Buy an investment property, that the tenant, and potential tax benefits, subsidises the cost of, whilst renting a better quality property yourself, for less money than what you could afford to buy in an area that you would prefer to live in any way? Because of the rental income you receive you may be able to continue buying multiple properties year after year. Plus chances are whilst you are young, you are going to move around a bit anyway, and your property needs are likely to change as you mature and potentially start a family.

Just by changing the order of buying your own home first, and then waiting to buy an investment property, or two, later down the track to buying investment properties first, and your own home when you can afford it, could make a profound difference to your wealth position over time. Plus you actually may have a better quality of life at the same time.

There is More Than One Way To Skin The Property Cat?
In fact, for the Millennial who is wanting to turbo-charge their investment career, I am going to make a rare statement here for a property bull. Buying a property, may not even be your best first investment anyway.

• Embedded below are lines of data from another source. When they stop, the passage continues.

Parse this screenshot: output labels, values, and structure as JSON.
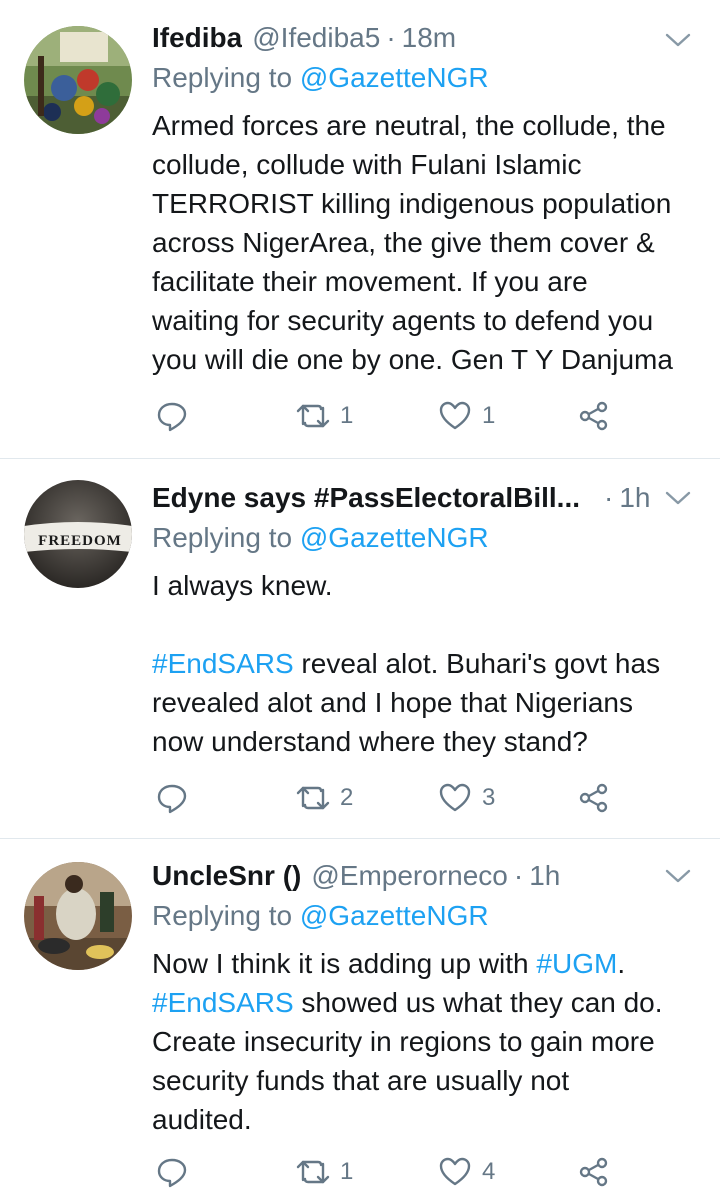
{
  "tweets": [
    {
      "name": "Ifediba",
      "handle": "@Ifediba5",
      "time": "18m",
      "replying_prefix": "Replying to",
      "replying_to": "@GazetteNGR",
      "lines": [
        "Armed forces are neutral, the collude, the",
        "collude, collude with Fulani Islamic",
        "TERRORIST killing indigenous population",
        "across NigerArea, the give them cover &",
        "facilitate their movement. If you are",
        "waiting for security agents to defend you",
        "you will die one by one. Gen T Y Danjuma"
      ],
      "retweets": "1",
      "likes": "1"
    },
    {
      "name": "Edyne says #PassElectoralBill...",
      "handle": "",
      "time": "1h",
      "replying_prefix": "Replying to",
      "replying_to": "@GazetteNGR",
      "avatar_text": "FREEDOM",
      "line1": "I always knew.",
      "tag": "#EndSARS",
      "line2_rest": " reveal alot. Buhari's govt has",
      "line3": "revealed alot and I hope that Nigerians",
      "line4": "now understand where they stand?",
      "retweets": "2",
      "likes": "3"
    },
    {
      "name": "UncleSnr ()",
      "handle": "@Emperorneco",
      "time": "1h",
      "replying_prefix": "Replying to",
      "replying_to": "@GazetteNGR",
      "line1_pre": "Now I think it is adding up with ",
      "tag1": "#UGM",
      "line1_post": ".",
      "tag2": "#EndSARS",
      "line2_rest": " showed us what they can do.",
      "line3": "Create insecurity in regions to gain more",
      "line4": "security funds that are usually not",
      "line5": "audited.",
      "retweets": "1",
      "likes": "4"
    }
  ],
  "colors": {
    "text": "#14171a",
    "secondary": "#657786",
    "link": "#1da1f2",
    "divider": "#e1e8ed"
  }
}
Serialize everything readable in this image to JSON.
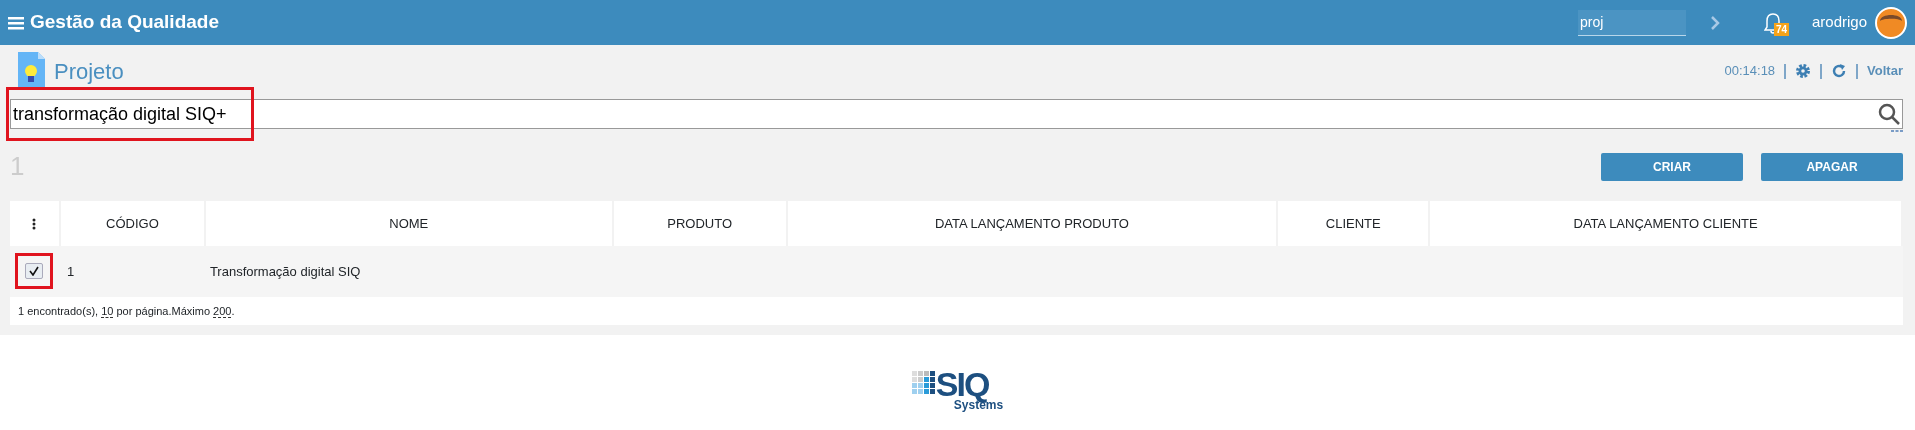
{
  "app": {
    "title": "Gestão da Qualidade",
    "search_value": "proj",
    "notification_count": "74",
    "user": "arodrigo"
  },
  "page": {
    "title": "Projeto",
    "timer": "00:14:18",
    "back_link": "Voltar"
  },
  "search": {
    "value": "transformação digital SIQ+",
    "highlighted": true
  },
  "result_count": "1",
  "buttons": [
    "CRIAR",
    "APAGAR"
  ],
  "table": {
    "columns": [
      "CÓDIGO",
      "NOME",
      "PRODUTO",
      "DATA LANÇAMENTO PRODUTO",
      "CLIENTE",
      "DATA LANÇAMENTO CLIENTE"
    ],
    "rows": [
      {
        "checked": true,
        "highlighted": true,
        "cells": [
          "1",
          "Transformação digital SIQ",
          "",
          "",
          "",
          ""
        ]
      }
    ]
  },
  "footer": {
    "found": "1 encontrado(s),",
    "per_page": "10",
    "per_page_label": "por página.Máximo",
    "max": "200",
    "end": "."
  },
  "logo": {
    "name": "SIQ",
    "subtitle": "Systems"
  }
}
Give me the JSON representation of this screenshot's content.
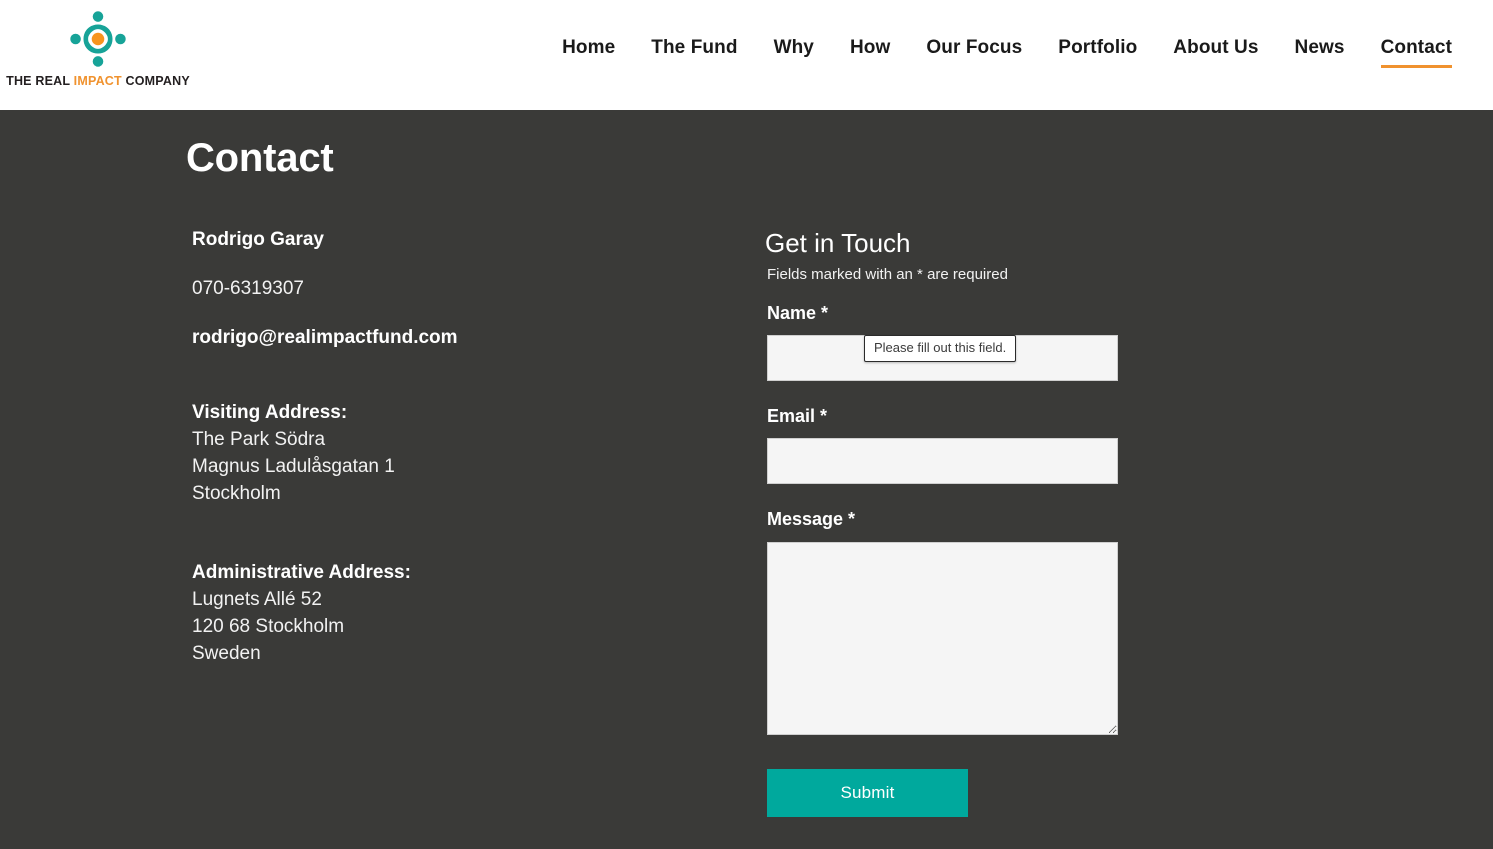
{
  "brand": {
    "logo_icon": "people-circle-logo-icon",
    "text_part1": "THE REAL ",
    "text_accent": "IMPACT",
    "text_part3": " COMPANY",
    "accent_color": "#f0922e",
    "teal_color": "#00a99d"
  },
  "nav": {
    "items": [
      {
        "label": "Home",
        "active": false
      },
      {
        "label": "The Fund",
        "active": false
      },
      {
        "label": "Why",
        "active": false
      },
      {
        "label": "How",
        "active": false
      },
      {
        "label": "Our Focus",
        "active": false
      },
      {
        "label": "Portfolio",
        "active": false
      },
      {
        "label": "About Us",
        "active": false
      },
      {
        "label": "News",
        "active": false
      },
      {
        "label": "Contact",
        "active": true
      }
    ]
  },
  "page": {
    "title": "Contact",
    "background_color": "#3a3a38"
  },
  "contact_info": {
    "name": "Rodrigo Garay",
    "phone": "070-6319307",
    "email": "rodrigo@realimpactfund.com",
    "visiting_address": {
      "heading": "Visiting Address:",
      "lines": [
        "The Park Södra",
        "Magnus Ladulåsgatan 1",
        "Stockholm"
      ]
    },
    "administrative_address": {
      "heading": "Administrative Address:",
      "lines": [
        "Lugnets Allé 52",
        "120 68 Stockholm",
        "Sweden"
      ]
    }
  },
  "form": {
    "heading": "Get in Touch",
    "note": "Fields marked with an * are required",
    "name_label": "Name *",
    "name_value": "",
    "email_label": "Email *",
    "email_value": "",
    "message_label": "Message *",
    "message_value": "",
    "submit_label": "Submit",
    "submit_color": "#00a99d",
    "validation_message": "Please fill out this field."
  }
}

That is not to say that you may not be able to use property to grow your wealth, but rather by using creative structures, you may still be able to benefit from the growth of property, without ever needing to take ownership of that property. Furthermore, perhaps going into debt early on in your investment career may also be counter-productive to your long term wealth. Curious to know more? click this link.

This will not be for everyone, but if you can march to the beat of your own drum, and don’t want to be stuck with the same results that everyone else gets check this out.

By | 2017-11-26T02:49:25+00:00 September 9th, 2016|Property Investment|Comments Off on Will Millennials Be Called Generation Rent?

About the Author:

Matt has had a long and varied career which has led him to become a highly sought after Property Mentor. Matt and his team currently have over $150 million worth of property under development, and have successfully taught hundreds of clients how to build a large property portfolio to suit their lifestyle.